## [What you are asked to do]
In the records that follow, find each line containing "accent" and copy it.
_ _ _ _
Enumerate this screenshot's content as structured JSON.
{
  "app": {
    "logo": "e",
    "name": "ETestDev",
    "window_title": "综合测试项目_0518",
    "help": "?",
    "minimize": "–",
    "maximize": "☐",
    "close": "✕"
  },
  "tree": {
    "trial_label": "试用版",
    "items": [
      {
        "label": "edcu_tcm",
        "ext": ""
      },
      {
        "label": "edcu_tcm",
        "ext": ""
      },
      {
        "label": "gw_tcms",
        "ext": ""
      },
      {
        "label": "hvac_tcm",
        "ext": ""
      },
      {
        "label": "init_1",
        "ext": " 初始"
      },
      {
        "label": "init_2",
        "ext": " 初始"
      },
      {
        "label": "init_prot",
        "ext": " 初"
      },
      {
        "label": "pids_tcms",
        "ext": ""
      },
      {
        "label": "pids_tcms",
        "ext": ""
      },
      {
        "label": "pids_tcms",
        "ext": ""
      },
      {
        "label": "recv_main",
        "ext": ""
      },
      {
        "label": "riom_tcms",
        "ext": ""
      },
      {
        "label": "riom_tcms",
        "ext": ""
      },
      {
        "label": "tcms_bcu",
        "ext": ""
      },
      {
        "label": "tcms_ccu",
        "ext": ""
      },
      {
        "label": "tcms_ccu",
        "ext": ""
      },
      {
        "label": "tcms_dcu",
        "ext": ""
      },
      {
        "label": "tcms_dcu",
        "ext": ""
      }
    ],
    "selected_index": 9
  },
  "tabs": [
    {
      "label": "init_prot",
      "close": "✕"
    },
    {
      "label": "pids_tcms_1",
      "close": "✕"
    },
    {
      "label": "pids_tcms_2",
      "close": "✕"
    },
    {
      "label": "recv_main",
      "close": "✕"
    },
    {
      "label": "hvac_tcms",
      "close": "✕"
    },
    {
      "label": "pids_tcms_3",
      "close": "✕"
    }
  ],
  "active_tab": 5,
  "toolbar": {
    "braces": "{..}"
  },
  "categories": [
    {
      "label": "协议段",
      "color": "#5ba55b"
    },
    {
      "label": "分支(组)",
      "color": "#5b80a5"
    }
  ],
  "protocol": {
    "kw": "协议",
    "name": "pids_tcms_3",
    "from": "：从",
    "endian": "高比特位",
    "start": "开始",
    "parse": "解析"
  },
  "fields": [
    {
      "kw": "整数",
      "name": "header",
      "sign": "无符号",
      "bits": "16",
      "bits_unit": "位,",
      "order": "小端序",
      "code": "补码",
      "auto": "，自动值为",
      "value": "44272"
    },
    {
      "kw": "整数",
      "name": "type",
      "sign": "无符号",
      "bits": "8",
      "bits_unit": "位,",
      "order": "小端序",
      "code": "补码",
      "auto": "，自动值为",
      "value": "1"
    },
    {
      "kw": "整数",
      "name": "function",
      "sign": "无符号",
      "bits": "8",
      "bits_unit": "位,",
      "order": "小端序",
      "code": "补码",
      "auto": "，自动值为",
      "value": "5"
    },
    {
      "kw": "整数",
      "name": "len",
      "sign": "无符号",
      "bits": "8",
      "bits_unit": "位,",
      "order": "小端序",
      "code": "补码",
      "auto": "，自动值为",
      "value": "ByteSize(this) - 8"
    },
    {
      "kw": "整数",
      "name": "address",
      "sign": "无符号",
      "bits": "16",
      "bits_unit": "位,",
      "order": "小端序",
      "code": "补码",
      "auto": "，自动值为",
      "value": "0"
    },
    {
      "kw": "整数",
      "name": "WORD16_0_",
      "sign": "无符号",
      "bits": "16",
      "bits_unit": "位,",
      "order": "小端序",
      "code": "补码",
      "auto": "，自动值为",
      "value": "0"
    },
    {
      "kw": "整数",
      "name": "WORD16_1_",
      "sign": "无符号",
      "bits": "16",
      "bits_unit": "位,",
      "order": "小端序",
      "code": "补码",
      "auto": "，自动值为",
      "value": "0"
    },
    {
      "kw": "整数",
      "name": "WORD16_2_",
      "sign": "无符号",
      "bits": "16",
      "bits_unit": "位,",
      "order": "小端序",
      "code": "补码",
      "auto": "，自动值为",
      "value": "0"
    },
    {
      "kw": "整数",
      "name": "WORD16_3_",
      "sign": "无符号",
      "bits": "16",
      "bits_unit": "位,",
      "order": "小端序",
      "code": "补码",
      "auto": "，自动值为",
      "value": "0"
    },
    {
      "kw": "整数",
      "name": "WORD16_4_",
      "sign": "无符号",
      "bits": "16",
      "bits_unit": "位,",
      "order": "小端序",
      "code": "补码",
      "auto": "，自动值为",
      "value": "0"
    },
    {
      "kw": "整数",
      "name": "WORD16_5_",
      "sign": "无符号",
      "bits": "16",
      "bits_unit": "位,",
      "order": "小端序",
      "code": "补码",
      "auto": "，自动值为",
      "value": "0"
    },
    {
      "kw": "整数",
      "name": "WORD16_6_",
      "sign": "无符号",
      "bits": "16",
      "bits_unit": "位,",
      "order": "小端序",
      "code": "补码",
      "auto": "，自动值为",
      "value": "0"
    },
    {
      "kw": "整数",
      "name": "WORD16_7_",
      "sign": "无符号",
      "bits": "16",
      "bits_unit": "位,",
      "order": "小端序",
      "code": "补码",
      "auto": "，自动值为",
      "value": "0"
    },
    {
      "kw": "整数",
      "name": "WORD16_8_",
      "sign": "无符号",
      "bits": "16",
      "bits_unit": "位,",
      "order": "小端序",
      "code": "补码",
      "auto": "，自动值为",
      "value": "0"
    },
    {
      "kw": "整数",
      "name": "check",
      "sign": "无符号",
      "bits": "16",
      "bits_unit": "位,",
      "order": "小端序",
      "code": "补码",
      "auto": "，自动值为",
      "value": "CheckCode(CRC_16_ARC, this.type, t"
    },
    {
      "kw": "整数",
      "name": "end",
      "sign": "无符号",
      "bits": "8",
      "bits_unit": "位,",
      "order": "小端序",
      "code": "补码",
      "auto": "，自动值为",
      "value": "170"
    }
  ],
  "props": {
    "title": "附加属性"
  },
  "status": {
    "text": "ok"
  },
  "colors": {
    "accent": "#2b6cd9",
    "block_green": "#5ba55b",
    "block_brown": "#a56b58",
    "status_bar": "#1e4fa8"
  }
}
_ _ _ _
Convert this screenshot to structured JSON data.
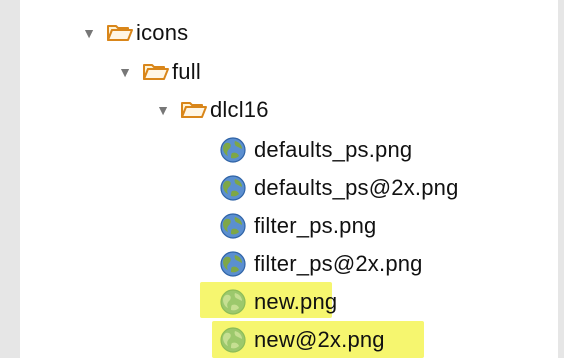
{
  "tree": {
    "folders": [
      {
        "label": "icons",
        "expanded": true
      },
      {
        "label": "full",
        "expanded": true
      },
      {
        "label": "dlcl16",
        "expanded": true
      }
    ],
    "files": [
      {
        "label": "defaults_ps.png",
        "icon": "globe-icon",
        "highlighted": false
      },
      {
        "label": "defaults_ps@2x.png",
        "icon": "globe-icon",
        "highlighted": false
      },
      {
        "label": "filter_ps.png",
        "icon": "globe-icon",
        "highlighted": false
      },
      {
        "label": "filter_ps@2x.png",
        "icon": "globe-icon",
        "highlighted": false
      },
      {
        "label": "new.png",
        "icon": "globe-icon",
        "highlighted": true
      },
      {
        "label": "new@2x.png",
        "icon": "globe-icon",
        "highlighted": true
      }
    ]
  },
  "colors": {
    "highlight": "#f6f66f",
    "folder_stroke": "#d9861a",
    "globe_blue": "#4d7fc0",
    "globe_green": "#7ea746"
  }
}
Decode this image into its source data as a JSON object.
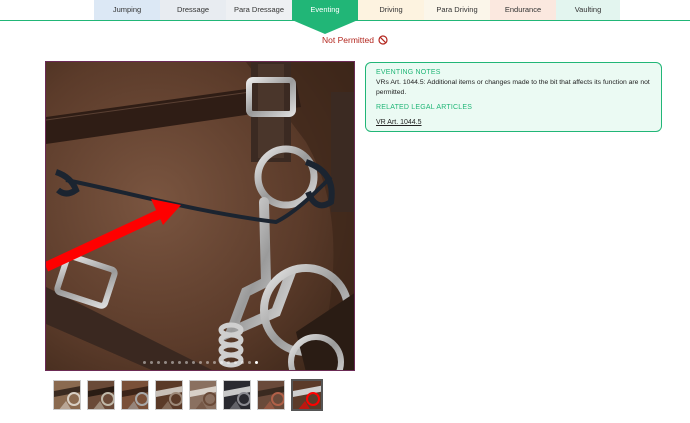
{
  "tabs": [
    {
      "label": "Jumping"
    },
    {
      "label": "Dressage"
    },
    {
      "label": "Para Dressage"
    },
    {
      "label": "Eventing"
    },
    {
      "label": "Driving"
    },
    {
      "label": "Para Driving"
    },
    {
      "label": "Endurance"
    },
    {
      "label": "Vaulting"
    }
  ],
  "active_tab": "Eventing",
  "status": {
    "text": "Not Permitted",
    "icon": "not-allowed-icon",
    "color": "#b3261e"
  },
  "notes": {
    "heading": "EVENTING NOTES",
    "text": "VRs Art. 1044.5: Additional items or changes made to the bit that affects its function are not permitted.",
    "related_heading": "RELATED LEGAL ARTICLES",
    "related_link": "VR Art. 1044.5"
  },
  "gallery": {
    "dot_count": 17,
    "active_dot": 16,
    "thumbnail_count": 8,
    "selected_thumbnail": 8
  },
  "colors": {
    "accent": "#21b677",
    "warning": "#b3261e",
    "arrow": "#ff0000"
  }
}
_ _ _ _
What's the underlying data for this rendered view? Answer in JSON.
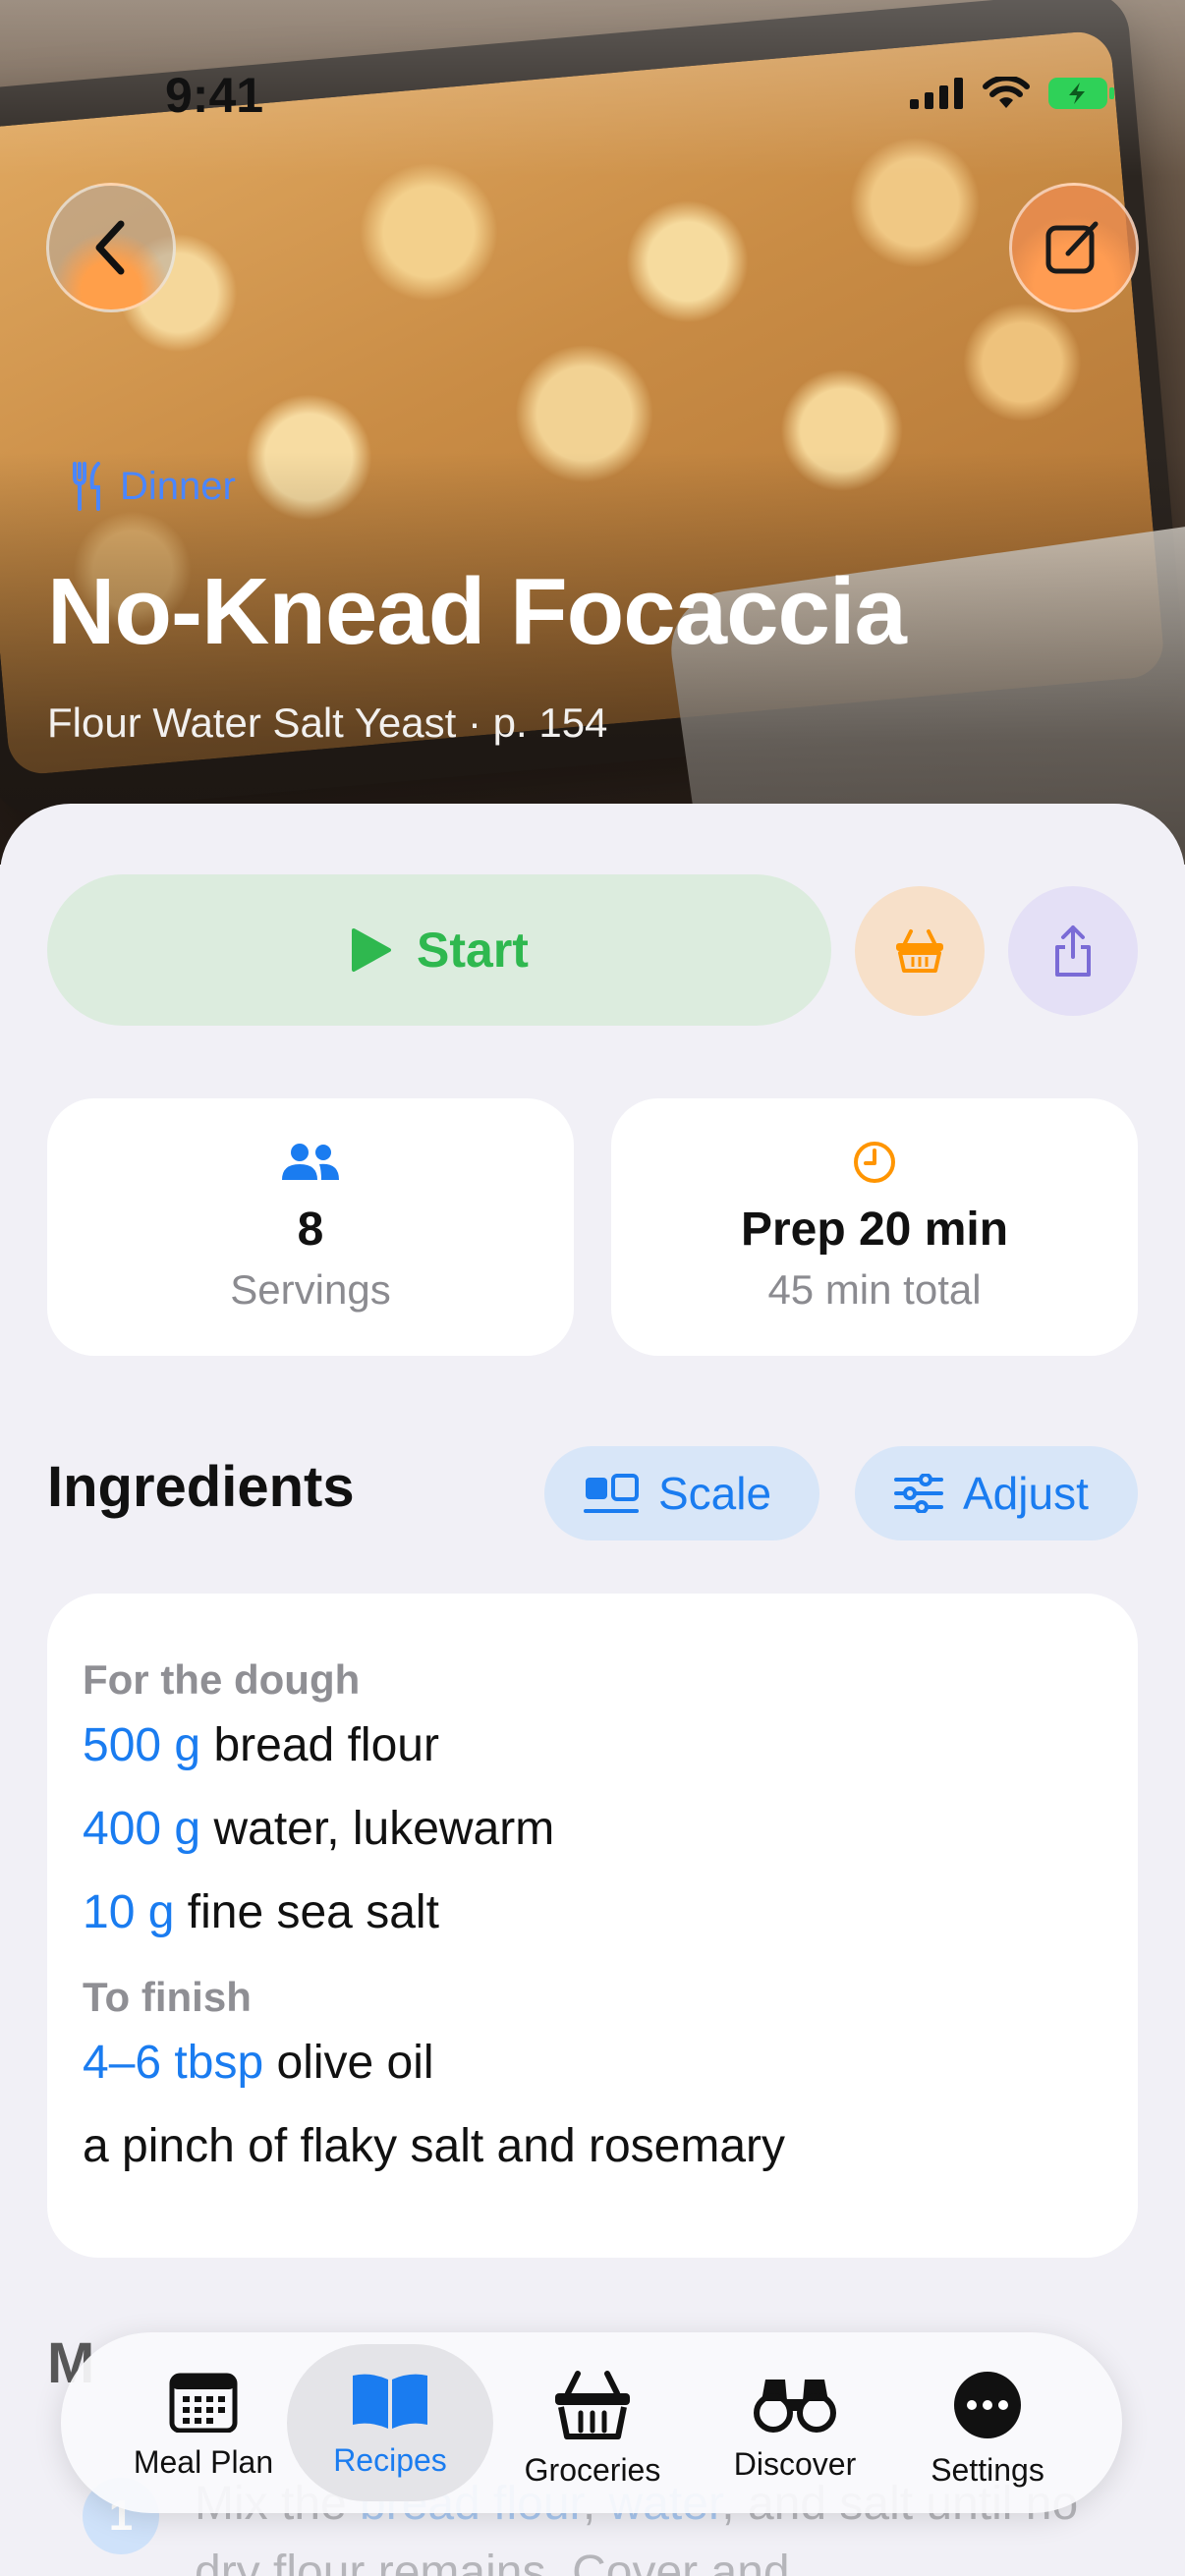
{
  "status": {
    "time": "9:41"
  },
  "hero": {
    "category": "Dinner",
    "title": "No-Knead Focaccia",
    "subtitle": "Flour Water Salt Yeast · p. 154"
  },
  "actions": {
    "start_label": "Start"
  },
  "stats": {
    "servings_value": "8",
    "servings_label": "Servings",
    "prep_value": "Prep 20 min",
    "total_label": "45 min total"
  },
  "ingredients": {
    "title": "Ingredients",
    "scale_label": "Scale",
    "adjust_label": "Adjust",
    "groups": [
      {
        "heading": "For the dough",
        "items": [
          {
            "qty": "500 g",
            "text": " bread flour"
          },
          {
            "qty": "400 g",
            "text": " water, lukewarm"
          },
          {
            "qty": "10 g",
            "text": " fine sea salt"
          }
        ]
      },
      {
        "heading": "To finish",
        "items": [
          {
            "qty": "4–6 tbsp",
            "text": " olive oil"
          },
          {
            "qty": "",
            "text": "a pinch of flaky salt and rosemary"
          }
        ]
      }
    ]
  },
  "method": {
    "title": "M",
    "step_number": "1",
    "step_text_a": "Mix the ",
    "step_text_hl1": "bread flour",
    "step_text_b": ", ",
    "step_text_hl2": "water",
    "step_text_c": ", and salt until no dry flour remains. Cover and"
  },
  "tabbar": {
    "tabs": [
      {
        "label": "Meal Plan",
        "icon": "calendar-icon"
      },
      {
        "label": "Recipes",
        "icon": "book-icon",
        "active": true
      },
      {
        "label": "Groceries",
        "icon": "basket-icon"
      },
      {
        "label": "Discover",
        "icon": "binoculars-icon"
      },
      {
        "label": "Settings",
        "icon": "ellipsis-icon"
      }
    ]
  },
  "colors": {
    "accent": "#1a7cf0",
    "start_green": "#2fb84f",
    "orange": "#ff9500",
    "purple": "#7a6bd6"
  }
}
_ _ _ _
## [Task answer]
    "accent": "#2b6cd9",
    "accent": "#21b677",
    "accent": "#1a7cf0",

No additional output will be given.